* Data under study *

_ _ _ _ _

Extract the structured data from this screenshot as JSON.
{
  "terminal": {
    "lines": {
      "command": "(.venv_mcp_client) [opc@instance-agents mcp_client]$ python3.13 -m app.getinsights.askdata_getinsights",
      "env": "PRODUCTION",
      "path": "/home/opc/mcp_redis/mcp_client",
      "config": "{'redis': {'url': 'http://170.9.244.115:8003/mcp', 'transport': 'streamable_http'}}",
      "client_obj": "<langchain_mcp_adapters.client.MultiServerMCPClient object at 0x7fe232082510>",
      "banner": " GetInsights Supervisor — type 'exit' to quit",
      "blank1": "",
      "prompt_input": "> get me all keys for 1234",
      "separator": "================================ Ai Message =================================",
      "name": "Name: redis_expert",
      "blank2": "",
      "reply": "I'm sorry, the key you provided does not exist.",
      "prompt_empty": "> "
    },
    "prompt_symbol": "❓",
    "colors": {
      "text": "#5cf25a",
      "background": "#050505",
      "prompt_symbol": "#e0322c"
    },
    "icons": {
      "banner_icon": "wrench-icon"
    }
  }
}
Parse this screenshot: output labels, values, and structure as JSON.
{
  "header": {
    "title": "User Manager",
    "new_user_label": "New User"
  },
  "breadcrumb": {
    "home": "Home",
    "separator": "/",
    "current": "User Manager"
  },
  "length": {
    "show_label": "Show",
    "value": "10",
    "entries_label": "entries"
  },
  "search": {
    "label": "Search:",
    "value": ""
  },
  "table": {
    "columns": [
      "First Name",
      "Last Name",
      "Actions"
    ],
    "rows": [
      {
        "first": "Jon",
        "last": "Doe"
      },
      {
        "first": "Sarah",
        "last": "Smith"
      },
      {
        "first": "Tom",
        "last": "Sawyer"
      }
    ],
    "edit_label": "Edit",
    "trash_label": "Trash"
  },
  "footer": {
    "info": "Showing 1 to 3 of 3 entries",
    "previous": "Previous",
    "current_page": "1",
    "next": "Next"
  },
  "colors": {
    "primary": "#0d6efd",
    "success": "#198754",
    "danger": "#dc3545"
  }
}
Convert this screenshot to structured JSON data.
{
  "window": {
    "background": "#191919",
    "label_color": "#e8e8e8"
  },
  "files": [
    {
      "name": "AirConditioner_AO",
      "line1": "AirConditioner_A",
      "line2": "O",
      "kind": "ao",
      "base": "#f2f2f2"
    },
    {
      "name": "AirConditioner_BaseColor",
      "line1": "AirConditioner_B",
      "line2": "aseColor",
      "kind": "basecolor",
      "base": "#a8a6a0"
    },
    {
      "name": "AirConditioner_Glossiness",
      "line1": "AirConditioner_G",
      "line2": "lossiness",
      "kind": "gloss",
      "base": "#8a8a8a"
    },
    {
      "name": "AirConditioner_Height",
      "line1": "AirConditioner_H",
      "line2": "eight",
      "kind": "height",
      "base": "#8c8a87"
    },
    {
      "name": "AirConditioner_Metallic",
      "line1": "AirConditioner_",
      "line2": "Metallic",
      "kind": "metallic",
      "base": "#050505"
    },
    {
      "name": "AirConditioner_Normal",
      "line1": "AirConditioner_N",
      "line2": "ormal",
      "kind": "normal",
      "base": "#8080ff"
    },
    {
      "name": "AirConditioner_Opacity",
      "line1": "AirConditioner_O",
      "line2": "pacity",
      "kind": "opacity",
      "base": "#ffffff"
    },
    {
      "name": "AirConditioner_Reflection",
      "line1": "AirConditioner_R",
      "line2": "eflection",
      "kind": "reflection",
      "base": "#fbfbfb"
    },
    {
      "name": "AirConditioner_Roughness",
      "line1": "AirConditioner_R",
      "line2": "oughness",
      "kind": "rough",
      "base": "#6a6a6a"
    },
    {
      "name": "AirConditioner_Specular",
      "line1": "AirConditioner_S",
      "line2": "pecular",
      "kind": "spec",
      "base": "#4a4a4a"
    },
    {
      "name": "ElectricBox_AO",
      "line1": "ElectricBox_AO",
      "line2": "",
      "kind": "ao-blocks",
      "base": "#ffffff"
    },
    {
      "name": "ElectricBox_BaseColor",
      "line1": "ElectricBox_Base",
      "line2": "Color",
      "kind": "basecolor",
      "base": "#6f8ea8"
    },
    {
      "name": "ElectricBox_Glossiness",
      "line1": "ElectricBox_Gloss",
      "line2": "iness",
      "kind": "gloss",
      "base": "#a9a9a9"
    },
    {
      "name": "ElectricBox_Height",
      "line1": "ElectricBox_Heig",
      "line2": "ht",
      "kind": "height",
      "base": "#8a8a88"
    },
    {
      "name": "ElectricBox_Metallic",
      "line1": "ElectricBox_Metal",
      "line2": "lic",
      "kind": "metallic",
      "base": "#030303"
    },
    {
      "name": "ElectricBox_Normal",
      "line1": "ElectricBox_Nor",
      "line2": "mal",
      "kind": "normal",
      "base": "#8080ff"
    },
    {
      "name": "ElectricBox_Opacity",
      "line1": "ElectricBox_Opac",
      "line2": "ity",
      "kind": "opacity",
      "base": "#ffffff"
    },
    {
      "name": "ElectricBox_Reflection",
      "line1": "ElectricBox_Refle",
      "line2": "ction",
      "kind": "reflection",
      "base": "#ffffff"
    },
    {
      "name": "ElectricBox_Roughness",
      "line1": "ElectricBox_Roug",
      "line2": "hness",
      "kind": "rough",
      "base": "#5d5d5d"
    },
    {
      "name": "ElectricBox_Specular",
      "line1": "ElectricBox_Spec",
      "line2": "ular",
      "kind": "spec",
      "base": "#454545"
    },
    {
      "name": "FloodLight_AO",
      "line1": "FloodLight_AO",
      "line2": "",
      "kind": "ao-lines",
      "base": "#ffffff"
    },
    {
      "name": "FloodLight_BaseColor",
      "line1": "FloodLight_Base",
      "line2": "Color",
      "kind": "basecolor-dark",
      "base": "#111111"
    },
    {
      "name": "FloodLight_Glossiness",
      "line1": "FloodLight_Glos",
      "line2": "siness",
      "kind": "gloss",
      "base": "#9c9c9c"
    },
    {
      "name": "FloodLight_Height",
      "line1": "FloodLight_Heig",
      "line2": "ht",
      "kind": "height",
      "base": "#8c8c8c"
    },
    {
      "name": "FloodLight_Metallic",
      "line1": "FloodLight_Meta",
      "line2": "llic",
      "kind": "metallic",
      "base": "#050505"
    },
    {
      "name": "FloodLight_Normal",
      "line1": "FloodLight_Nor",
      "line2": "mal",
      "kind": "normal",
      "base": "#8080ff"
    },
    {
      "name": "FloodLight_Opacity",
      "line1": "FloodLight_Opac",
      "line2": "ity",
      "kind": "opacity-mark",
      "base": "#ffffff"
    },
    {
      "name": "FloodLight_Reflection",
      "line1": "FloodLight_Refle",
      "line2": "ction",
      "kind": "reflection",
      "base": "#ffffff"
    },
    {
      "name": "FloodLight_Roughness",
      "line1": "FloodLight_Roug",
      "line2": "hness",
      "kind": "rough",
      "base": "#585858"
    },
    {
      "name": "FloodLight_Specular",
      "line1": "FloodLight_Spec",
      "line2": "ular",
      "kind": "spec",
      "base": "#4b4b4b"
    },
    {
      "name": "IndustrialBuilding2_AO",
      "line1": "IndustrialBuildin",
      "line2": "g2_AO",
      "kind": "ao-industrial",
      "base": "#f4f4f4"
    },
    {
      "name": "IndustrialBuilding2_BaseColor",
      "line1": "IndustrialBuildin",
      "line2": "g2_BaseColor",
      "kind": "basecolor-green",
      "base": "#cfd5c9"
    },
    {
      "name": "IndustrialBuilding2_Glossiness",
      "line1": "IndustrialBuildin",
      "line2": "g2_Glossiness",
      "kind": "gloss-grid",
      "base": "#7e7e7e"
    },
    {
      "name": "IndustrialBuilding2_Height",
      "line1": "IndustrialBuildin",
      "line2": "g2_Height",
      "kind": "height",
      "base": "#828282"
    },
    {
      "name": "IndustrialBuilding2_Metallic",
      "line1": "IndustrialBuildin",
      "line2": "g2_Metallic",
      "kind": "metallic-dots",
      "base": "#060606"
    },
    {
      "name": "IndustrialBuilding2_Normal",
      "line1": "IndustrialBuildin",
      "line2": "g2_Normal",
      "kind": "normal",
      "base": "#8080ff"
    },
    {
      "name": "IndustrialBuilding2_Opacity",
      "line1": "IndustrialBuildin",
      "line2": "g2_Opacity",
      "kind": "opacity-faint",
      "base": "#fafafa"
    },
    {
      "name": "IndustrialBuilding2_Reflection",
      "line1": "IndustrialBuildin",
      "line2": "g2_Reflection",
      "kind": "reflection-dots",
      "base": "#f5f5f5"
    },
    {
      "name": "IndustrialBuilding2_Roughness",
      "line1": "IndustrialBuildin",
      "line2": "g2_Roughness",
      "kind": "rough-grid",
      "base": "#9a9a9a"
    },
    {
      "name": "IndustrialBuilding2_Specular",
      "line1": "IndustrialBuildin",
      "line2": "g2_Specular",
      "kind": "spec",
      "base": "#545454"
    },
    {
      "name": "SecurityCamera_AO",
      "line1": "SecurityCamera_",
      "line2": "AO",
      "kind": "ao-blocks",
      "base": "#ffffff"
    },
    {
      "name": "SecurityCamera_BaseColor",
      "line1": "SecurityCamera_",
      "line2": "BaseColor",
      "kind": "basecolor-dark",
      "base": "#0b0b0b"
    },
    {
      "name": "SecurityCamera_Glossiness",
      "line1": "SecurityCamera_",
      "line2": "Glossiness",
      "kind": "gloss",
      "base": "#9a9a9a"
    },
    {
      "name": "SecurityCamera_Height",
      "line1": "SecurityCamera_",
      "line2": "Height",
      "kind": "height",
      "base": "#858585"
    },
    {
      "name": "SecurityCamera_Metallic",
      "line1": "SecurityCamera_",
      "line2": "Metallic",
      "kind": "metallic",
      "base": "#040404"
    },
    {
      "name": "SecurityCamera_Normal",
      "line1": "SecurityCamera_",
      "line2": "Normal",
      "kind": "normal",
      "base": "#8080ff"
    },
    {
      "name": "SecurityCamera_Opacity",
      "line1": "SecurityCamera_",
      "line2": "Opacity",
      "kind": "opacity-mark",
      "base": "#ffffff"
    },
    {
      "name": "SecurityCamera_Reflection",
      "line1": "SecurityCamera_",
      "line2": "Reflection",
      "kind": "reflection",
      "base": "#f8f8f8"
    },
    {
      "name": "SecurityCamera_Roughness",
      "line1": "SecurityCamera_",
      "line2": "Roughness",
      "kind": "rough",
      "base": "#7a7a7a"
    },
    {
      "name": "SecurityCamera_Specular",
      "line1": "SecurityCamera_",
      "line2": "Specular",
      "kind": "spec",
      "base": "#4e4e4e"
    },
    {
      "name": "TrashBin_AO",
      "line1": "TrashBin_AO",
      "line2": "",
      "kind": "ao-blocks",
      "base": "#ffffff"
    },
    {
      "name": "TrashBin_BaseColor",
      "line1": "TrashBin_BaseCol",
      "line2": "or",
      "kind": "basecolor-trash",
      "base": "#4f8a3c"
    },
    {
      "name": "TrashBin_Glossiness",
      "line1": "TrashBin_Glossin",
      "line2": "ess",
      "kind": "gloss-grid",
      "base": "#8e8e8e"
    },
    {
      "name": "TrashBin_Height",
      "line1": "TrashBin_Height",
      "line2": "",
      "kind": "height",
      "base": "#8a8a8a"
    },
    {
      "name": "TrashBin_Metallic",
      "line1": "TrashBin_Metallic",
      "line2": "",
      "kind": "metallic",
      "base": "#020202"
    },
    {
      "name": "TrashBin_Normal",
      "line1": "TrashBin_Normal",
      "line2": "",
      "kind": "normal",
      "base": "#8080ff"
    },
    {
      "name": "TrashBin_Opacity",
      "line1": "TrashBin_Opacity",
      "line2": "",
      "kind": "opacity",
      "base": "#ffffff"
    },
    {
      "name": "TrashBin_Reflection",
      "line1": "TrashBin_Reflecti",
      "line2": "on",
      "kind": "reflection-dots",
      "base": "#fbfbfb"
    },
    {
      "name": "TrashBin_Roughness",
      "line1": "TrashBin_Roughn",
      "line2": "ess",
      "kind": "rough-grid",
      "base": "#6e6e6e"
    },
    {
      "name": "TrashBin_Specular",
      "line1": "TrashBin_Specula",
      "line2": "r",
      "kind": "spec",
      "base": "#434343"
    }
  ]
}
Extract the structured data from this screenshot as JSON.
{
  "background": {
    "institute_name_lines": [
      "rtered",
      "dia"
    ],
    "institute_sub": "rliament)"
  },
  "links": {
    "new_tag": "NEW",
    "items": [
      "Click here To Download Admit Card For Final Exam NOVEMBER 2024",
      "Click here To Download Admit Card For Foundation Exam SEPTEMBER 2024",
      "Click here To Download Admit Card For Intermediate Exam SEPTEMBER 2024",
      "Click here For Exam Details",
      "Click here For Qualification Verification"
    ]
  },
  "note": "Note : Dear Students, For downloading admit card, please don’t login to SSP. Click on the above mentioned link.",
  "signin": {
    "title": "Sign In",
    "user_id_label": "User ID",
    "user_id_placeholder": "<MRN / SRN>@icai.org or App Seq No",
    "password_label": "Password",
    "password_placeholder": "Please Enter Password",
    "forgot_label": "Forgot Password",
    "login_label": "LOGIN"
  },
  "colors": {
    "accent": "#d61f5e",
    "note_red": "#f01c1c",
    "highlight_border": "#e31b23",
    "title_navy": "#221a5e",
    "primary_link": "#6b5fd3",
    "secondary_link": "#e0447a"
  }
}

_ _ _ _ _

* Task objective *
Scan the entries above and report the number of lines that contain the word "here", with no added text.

* Solved exercise *
5